## YOUR OBJECTIVE
The answer should be a faithful retyping of the records that follow, pictures excluded.

(Collection entries)

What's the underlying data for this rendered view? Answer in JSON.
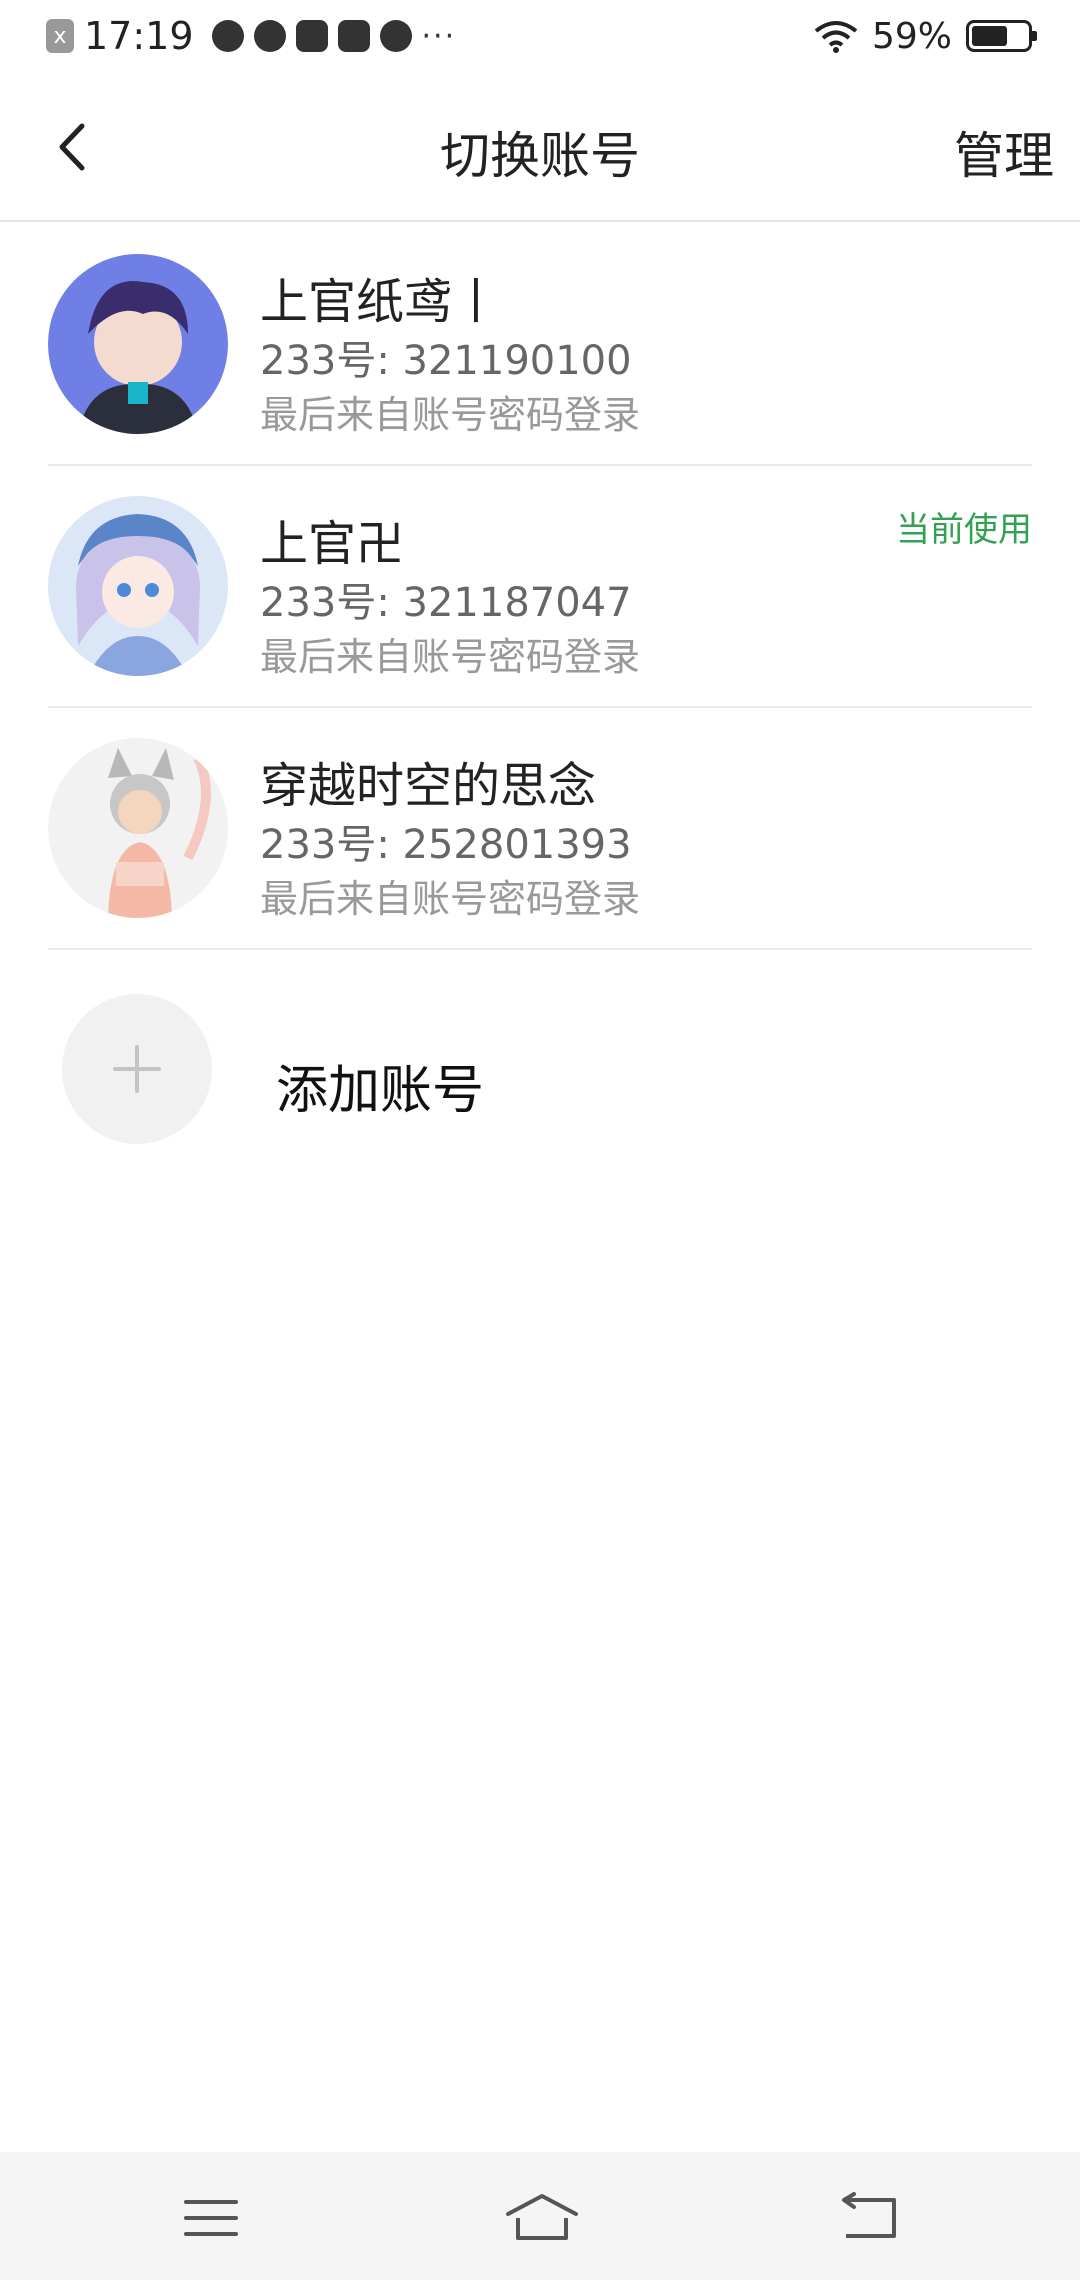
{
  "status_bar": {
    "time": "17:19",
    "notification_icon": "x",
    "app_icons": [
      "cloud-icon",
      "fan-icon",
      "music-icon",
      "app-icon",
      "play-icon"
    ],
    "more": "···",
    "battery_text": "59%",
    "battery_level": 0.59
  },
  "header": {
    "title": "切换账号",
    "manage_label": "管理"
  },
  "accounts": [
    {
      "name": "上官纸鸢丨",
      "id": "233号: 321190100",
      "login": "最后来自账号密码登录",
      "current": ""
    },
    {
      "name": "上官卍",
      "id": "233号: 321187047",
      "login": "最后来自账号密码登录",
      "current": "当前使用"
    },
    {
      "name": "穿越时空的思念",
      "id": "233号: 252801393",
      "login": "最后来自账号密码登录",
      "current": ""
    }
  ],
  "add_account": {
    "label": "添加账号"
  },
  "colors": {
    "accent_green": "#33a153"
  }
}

## ANSWER SPACE
What's the underlying data for this rendered view? Answer in JSON.
{
  "status_bar": {
    "time": "17:19",
    "notification_icon": "x",
    "app_icons": [
      "cloud-icon",
      "fan-icon",
      "music-icon",
      "app-icon",
      "play-icon"
    ],
    "more": "···",
    "battery_text": "59%",
    "battery_level": 0.59
  },
  "header": {
    "title": "切换账号",
    "manage_label": "管理"
  },
  "accounts": [
    {
      "name": "上官纸鸢丨",
      "id": "233号: 321190100",
      "login": "最后来自账号密码登录",
      "current": ""
    },
    {
      "name": "上官卍",
      "id": "233号: 321187047",
      "login": "最后来自账号密码登录",
      "current": "当前使用"
    },
    {
      "name": "穿越时空的思念",
      "id": "233号: 252801393",
      "login": "最后来自账号密码登录",
      "current": ""
    }
  ],
  "add_account": {
    "label": "添加账号"
  },
  "colors": {
    "accent_green": "#33a153"
  }
}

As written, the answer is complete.